St. Paul is thus the living embodiment of the sort of discipleship described by the gospel passage for this week. In it we find a detailed set instructions based on the astonishing principle articulated in John 17:18: “as you have sent me into the world, so I have sent them into the world.” Those who follow Jesus regard themselves as “sent ones” just as Jesus fundamentally understood himself to be the one “sent by the Father” (??). Put more simply, the Christian journey begins with an open door: one that leads from the safety of one’s home out into the wider world. Jesus sends out these emissaries by twos, meaning that none of his followers are required to walk through that open door alone. We are all meant to be accompanied by others on this journey. All the same, there are precious few promises of security and comfort. “I am sending you like lambs among wolves,” Jesus says. “Carry no money bag, no sack, no sandals; and greet no one along the way.”

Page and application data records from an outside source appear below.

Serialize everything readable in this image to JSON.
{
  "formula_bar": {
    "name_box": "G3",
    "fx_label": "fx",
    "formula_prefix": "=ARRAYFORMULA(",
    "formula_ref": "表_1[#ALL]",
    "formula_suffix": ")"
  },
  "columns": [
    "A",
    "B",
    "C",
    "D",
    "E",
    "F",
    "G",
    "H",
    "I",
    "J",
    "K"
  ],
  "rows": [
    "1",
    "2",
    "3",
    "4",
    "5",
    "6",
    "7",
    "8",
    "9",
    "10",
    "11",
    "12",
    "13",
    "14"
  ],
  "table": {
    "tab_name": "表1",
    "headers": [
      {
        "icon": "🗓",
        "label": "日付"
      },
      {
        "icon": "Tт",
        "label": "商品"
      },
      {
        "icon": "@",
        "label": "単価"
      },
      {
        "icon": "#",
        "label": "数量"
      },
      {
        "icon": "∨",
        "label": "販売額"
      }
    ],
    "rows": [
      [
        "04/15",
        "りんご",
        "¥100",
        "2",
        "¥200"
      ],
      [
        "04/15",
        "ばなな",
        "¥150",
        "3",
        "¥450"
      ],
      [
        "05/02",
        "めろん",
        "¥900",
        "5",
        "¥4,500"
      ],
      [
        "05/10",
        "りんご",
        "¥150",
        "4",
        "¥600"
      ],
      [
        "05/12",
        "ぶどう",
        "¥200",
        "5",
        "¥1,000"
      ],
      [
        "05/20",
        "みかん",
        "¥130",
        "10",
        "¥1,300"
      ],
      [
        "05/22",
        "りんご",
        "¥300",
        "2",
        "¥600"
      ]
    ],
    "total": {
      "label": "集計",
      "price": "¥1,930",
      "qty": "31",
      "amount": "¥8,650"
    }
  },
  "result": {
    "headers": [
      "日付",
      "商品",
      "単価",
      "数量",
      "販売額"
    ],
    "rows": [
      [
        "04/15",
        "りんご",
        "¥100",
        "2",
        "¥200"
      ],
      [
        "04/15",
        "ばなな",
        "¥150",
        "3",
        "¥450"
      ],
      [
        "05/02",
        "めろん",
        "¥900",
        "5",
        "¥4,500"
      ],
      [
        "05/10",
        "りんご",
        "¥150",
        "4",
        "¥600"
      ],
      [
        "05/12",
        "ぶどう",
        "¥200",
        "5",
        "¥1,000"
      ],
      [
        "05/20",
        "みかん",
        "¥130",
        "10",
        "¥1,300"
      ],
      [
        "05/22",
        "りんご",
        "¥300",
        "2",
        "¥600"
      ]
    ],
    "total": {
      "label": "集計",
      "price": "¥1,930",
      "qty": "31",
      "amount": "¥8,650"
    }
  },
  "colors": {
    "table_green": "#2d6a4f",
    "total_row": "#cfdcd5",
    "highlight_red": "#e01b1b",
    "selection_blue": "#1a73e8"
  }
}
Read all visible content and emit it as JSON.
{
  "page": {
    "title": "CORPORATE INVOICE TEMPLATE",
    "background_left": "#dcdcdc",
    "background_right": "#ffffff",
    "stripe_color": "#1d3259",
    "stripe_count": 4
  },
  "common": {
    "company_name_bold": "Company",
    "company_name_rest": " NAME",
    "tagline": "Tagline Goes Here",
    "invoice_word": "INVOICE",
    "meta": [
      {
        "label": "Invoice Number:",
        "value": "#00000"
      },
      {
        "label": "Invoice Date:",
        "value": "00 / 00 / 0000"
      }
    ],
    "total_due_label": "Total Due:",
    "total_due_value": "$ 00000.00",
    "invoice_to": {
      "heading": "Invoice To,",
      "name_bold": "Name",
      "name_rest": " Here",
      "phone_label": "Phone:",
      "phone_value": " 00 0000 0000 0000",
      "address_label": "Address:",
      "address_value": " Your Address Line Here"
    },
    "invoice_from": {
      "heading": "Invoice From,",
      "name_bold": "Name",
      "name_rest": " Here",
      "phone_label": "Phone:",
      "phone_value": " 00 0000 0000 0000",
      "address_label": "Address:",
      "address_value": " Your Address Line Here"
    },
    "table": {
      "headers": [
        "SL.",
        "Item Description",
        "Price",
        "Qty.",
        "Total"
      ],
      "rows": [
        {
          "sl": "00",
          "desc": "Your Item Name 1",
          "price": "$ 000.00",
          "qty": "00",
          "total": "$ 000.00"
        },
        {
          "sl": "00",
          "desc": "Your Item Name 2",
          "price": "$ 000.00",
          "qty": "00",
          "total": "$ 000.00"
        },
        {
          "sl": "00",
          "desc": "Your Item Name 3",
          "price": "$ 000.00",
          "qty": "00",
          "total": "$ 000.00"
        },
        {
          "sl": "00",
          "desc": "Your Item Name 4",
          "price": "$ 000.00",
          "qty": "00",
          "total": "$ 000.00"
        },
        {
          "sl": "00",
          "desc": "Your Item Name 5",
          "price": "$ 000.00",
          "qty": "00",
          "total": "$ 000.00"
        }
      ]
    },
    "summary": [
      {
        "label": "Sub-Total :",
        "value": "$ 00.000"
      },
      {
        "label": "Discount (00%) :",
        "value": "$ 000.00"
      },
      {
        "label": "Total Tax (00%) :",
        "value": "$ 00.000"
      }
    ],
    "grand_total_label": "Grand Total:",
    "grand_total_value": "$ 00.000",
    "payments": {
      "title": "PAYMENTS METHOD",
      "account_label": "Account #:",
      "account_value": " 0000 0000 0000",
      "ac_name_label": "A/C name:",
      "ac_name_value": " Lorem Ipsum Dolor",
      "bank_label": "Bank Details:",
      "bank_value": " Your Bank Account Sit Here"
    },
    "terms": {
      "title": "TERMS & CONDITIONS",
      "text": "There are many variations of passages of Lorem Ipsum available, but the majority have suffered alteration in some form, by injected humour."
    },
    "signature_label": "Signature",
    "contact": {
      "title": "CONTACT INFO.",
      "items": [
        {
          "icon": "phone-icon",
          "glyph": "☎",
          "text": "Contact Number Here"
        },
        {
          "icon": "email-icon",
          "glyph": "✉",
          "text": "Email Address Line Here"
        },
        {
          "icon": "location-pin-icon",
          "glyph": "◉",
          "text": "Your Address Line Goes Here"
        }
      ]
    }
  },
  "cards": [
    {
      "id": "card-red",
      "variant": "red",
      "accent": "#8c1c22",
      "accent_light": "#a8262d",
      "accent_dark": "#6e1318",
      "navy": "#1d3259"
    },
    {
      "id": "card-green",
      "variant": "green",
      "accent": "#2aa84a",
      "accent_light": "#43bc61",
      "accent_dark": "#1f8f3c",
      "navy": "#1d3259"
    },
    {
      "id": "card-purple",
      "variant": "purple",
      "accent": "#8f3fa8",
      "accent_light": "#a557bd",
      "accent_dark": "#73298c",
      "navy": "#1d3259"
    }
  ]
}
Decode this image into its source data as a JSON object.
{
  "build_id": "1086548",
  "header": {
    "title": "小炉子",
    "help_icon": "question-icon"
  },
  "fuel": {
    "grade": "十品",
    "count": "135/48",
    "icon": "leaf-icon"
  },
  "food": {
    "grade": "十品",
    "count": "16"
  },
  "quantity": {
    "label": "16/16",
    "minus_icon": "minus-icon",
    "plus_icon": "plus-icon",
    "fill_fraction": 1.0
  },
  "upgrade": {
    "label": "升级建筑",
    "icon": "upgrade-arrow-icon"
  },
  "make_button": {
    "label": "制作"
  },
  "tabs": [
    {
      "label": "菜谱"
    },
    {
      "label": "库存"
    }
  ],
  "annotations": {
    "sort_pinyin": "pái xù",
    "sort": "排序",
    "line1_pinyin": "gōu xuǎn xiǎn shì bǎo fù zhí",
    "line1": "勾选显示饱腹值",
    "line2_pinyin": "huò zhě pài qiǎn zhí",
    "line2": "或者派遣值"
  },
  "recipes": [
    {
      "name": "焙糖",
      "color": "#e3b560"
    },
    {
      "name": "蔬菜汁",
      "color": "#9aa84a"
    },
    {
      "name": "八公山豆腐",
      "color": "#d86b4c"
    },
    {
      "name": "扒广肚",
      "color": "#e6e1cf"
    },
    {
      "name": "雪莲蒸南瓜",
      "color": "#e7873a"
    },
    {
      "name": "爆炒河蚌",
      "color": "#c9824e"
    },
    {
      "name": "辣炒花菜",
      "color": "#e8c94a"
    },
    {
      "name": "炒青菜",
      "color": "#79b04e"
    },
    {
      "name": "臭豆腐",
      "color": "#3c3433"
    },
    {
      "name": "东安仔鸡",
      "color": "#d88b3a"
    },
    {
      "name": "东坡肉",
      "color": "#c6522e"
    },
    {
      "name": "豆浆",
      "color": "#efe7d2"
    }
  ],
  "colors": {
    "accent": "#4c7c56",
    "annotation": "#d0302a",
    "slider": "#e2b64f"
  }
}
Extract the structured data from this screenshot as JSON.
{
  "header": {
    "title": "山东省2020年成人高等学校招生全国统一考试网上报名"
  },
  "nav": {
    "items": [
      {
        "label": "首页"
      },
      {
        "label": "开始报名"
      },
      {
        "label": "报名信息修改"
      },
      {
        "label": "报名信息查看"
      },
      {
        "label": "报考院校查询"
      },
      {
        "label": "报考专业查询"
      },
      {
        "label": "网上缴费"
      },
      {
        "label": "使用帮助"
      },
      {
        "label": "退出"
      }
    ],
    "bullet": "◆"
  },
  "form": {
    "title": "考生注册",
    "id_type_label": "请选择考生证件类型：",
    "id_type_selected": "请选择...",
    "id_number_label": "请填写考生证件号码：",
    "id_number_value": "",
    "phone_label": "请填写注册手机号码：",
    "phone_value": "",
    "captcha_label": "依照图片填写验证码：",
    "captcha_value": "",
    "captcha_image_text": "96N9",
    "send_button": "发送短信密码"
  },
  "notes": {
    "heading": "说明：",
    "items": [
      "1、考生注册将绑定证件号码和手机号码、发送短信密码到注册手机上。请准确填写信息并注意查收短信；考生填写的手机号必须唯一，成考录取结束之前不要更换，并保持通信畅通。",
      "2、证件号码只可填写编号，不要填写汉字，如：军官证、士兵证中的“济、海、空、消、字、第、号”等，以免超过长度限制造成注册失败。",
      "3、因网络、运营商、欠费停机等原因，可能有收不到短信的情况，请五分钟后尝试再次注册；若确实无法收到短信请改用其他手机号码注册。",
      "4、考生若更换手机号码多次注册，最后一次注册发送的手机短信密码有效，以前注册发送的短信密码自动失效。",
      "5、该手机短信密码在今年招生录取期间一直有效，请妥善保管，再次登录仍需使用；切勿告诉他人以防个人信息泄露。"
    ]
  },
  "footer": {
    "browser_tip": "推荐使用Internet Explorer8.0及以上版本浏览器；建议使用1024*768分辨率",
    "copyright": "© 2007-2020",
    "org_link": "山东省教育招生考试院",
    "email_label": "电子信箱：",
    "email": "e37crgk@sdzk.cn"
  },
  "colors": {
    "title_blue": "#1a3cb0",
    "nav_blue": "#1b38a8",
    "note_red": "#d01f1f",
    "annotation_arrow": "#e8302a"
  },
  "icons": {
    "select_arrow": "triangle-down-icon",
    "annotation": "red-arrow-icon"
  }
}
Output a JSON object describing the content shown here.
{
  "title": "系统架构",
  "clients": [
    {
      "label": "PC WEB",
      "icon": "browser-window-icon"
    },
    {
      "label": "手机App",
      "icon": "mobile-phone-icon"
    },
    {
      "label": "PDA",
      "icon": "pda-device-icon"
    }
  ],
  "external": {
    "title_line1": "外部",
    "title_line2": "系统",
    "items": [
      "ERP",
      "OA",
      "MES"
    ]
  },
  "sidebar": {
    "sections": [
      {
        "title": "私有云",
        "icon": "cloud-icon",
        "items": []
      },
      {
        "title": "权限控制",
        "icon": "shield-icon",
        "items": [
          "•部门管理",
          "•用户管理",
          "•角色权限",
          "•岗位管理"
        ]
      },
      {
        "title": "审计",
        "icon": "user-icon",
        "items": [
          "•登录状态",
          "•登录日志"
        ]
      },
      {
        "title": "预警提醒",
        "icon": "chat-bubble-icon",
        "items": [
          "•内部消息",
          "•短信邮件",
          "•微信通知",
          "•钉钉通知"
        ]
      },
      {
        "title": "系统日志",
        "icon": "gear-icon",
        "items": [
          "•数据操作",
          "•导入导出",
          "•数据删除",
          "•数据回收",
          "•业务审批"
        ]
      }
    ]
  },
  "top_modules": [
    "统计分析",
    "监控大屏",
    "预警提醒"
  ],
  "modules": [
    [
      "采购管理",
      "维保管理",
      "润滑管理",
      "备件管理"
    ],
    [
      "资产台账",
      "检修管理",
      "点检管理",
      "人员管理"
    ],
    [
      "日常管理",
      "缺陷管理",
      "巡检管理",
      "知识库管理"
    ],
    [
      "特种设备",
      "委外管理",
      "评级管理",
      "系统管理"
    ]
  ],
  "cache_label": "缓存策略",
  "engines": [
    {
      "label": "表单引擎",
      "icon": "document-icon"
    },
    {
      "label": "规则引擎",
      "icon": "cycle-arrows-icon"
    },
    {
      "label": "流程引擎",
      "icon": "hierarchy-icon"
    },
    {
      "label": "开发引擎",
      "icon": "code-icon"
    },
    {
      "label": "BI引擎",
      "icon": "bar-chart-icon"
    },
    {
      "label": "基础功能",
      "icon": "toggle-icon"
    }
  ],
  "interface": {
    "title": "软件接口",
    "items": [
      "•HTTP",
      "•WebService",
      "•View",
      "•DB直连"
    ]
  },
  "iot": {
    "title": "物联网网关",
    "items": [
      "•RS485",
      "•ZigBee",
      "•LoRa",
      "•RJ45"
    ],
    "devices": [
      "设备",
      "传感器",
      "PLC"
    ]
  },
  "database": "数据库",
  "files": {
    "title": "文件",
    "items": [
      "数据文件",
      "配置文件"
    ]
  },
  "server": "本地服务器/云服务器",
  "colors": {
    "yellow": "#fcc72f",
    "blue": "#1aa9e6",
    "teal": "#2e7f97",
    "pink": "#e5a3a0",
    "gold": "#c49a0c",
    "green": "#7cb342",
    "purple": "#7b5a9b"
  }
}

Just as the beginning of the journey is marked by an open door, so is its destination. “Into whatever house you enter, first say, ‘Peace to this household.’ If a peaceful person lives there, your peace will rest on him; but if not, it will return to you.” Here is the paradox of Christian discipleship on full display: the one sent out into the world is entirely dependent upon the care and hospitality of others, and yet it is they who have true peace to bestow. Jesus by no means denies the bodily necessities of life here—shelter, food, clothing—but it is precisely in divesting oneself of these necessities and relying upon others to provide them that the Kingdom of God manifests itself here and now. Nor does Jesus deny the possibility of rejection and abandonment here: the disciples are told to shake off the very dust of those towns that reject their ministry. Jesus comes to these towns in the poverty and openness of these messengers, and they have before them then the choice of opening or closing the door, upon which their own healing rests. For what lies on the other side of that door is nothing other Christ himself. As Pope Francis once put it:
Crossing through that door presupposes the beginning of a way or journey that lasts a lifetime… One passes through the door of faith, one crosses that threshold, when the Word of God is announced and the heart allows itself to be shaped by that grace which transforms. A grace which has a concrete name, and that name is Jesus. Jesus is the door. (John 10:9). He, and only He, is and will always be the door. No one goes to the Father except through Him. (John 14.6). If there is no Christ, there is no way to God. As the door, He opens the way to God and as Good Shepherd he is the Only One who looks after us at the price of his own life.
The portrait of the Kingdom of God that emerges here is anything but that of a corporate coping mechanism. It is rather an invitation not only to open the door to Christ, but to be an open door through which Christ can enter the world. We are called by the empty tomb to become empty ourselves, so others may know the surpassing power of our Creator and Redeemer and the everlasting peace of Israel’s God.